Check each line of the listing below for the string "title", and copy the ones that have it.

─── Extracted information ───

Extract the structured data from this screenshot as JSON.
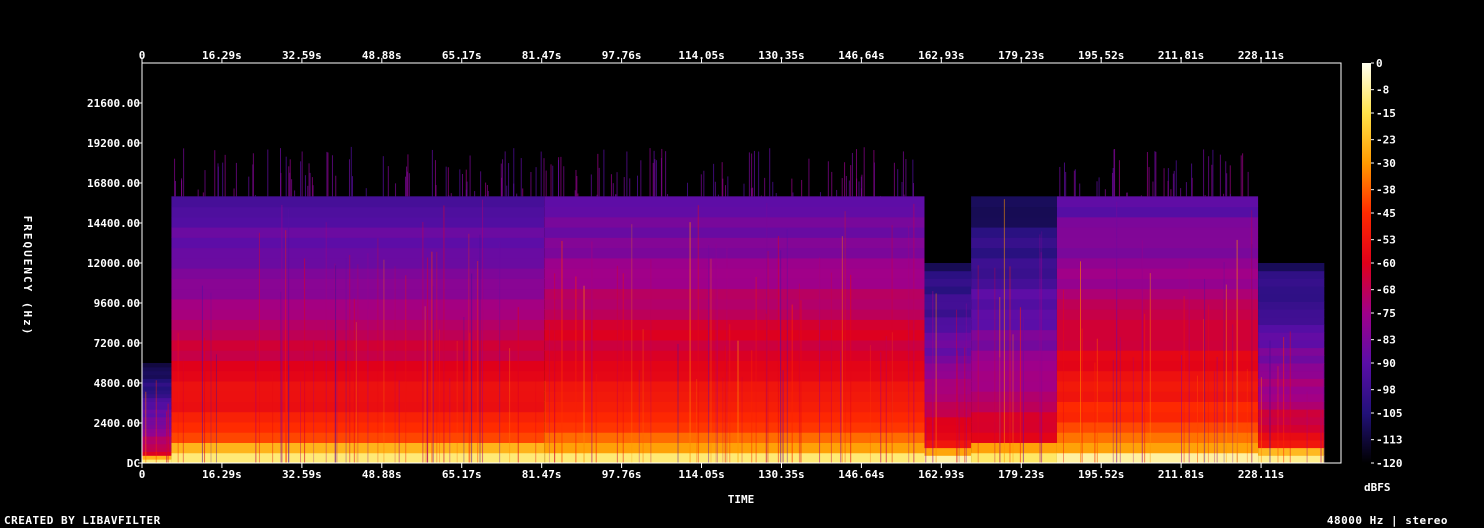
{
  "chart_data": {
    "type": "heatmap",
    "title": "",
    "xlabel": "TIME",
    "ylabel": "FREQUENCY (Hz)",
    "colorbar_label": "dBFS",
    "x_unit": "s",
    "x_ticks": [
      "0",
      "16.29s",
      "32.59s",
      "48.88s",
      "65.17s",
      "81.47s",
      "97.76s",
      "114.05s",
      "130.35s",
      "146.64s",
      "162.93s",
      "179.23s",
      "195.52s",
      "211.81s",
      "228.11s"
    ],
    "x_tick_values": [
      0,
      16.29,
      32.59,
      48.88,
      65.17,
      81.47,
      97.76,
      114.05,
      130.35,
      146.64,
      162.93,
      179.23,
      195.52,
      211.81,
      228.11
    ],
    "xlim": [
      0,
      244.4
    ],
    "y_ticks": [
      "DC",
      "2400.00",
      "4800.00",
      "7200.00",
      "9600.00",
      "12000.00",
      "14400.00",
      "16800.00",
      "19200.00",
      "21600.00"
    ],
    "y_tick_values": [
      0,
      2400,
      4800,
      7200,
      9600,
      12000,
      14400,
      16800,
      19200,
      21600
    ],
    "ylim": [
      0,
      24000
    ],
    "colorbar_ticks": [
      "0",
      "-8",
      "-15",
      "-23",
      "-30",
      "-38",
      "-45",
      "-53",
      "-60",
      "-68",
      "-75",
      "-83",
      "-90",
      "-98",
      "-105",
      "-113",
      "-120"
    ],
    "colorbar_values": [
      0,
      -8,
      -15,
      -23,
      -30,
      -38,
      -45,
      -53,
      -60,
      -68,
      -75,
      -83,
      -90,
      -98,
      -105,
      -113,
      -120
    ],
    "zlim": [
      -120,
      0
    ],
    "colormap": [
      "#fffff0",
      "#ffe34a",
      "#ff9a00",
      "#ff2a00",
      "#e0001a",
      "#a0008a",
      "#5a0ea8",
      "#22117a",
      "#000000"
    ],
    "segments": [
      {
        "start": 0,
        "end": 6,
        "cutoff_hz": 6000,
        "level": 0.35
      },
      {
        "start": 6,
        "end": 82,
        "cutoff_hz": 16000,
        "level": 0.62
      },
      {
        "start": 82,
        "end": 159.5,
        "cutoff_hz": 16000,
        "level": 0.7
      },
      {
        "start": 159.5,
        "end": 169,
        "cutoff_hz": 12000,
        "level": 0.45
      },
      {
        "start": 169,
        "end": 186.5,
        "cutoff_hz": 16000,
        "level": 0.4
      },
      {
        "start": 186.5,
        "end": 227.5,
        "cutoff_hz": 16000,
        "level": 0.7
      },
      {
        "start": 227.5,
        "end": 241,
        "cutoff_hz": 12000,
        "level": 0.45
      }
    ]
  },
  "footer": {
    "left": "CREATED BY LIBAVFILTER",
    "right": "48000 Hz | stereo"
  }
}
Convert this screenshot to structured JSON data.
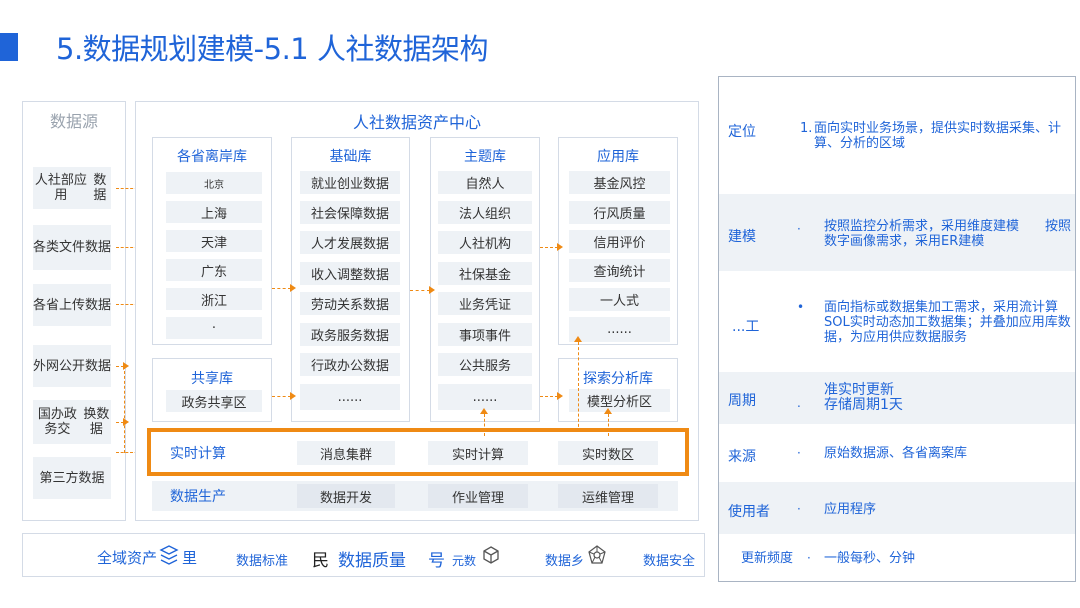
{
  "title": "5.数据规划建模-5.1 人社数据架构",
  "sources": {
    "title": "数据源",
    "items": [
      {
        "line1": "人社部应用",
        "line2": "数据"
      },
      {
        "line1": "各类文件",
        "line2": "数据"
      },
      {
        "line1": "各省上传",
        "line2": "数据"
      },
      {
        "line1": "外网公开",
        "line2": "数据"
      },
      {
        "line1": "国办政务交",
        "line2": "换数据"
      },
      {
        "line1": "第三方数据",
        "line2": ""
      }
    ]
  },
  "center": {
    "title": "人社数据资产中心",
    "offshore": {
      "title": "各省离岸库",
      "items": [
        "北京",
        "上海",
        "天津",
        "广东",
        "浙江",
        "·"
      ]
    },
    "base": {
      "title": "基础库",
      "items": [
        "就业创业数据",
        "社会保障数据",
        "人才发展数据",
        "收入调整数据",
        "劳动关系数据",
        "政务服务数据",
        "行政办公数据",
        "......"
      ]
    },
    "topic": {
      "title": "主题库",
      "items": [
        "自然人",
        "法人组织",
        "人社机构",
        "社保基金",
        "业务凭证",
        "事项事件",
        "公共服务",
        "......"
      ]
    },
    "app": {
      "title": "应用库",
      "items": [
        "基金风控",
        "行风质量",
        "信用评价",
        "查询统计",
        "一人式",
        "......"
      ]
    },
    "shared": {
      "title": "共享库",
      "item": "政务共享区"
    },
    "explore": {
      "title": "探索分析库",
      "item": "模型分析区"
    },
    "realtime": {
      "label": "实时计算",
      "items": [
        "消息集群",
        "实时计算",
        "实时数区"
      ]
    },
    "production": {
      "label": "数据生产",
      "items": [
        "数据开发",
        "作业管理",
        "运维管理"
      ]
    }
  },
  "bottom": {
    "asset": "全域资产",
    "asset_icon": "stack-icon",
    "asset_tail": "里",
    "standard": "数据标准",
    "min_char": "民",
    "quality": "数据质量",
    "hao_char": "号",
    "meta": "元数",
    "meta_icon": "cube-icon",
    "lineage": "数据乡",
    "lineage_icon": "network-icon",
    "security": "数据安全"
  },
  "right": {
    "rows": [
      {
        "label": "定位",
        "bullet": "1.",
        "text": "面向实时业务场景，提供实时数据采集、计算、分析的区域"
      },
      {
        "label": "建模",
        "bullet": "·",
        "text": "按照监控分析需求，采用维度建模　　按照数字画像需求，采用ER建模"
      },
      {
        "label": "...工",
        "bullet": "•",
        "text": "面向指标或数据集加工需求，采用流计算SOL实时动态加工数据集；并叠加应用库数据，为应用供应数据服务"
      },
      {
        "label": "周期",
        "bullet": ".",
        "text": "准实时更新\n存储周期1天"
      },
      {
        "label": "来源",
        "bullet": "·",
        "text": "原始数据源、各省离案库"
      },
      {
        "label": "使用者",
        "bullet": "·",
        "text": "应用程序"
      },
      {
        "label": "更新频度",
        "bullet": "·",
        "text": "一般每秒、分钟"
      }
    ]
  },
  "colors": {
    "accent": "#1f64d8",
    "highlight": "#ef8a14",
    "cell": "#eef2f6",
    "border": "#d4dbe6"
  }
}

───

**Result:**
    "title": "",
  "title": "5.数据规划建模-5.1 人社数据架构",
    "title": "数据源",
    "title": "人社数据资产中心",
      "title": "各省离岸库",
      "title": "基础库",
      "title": "主题库",
      "title": "应用库",
      "title": "共享库",
      "title": "探索分析库",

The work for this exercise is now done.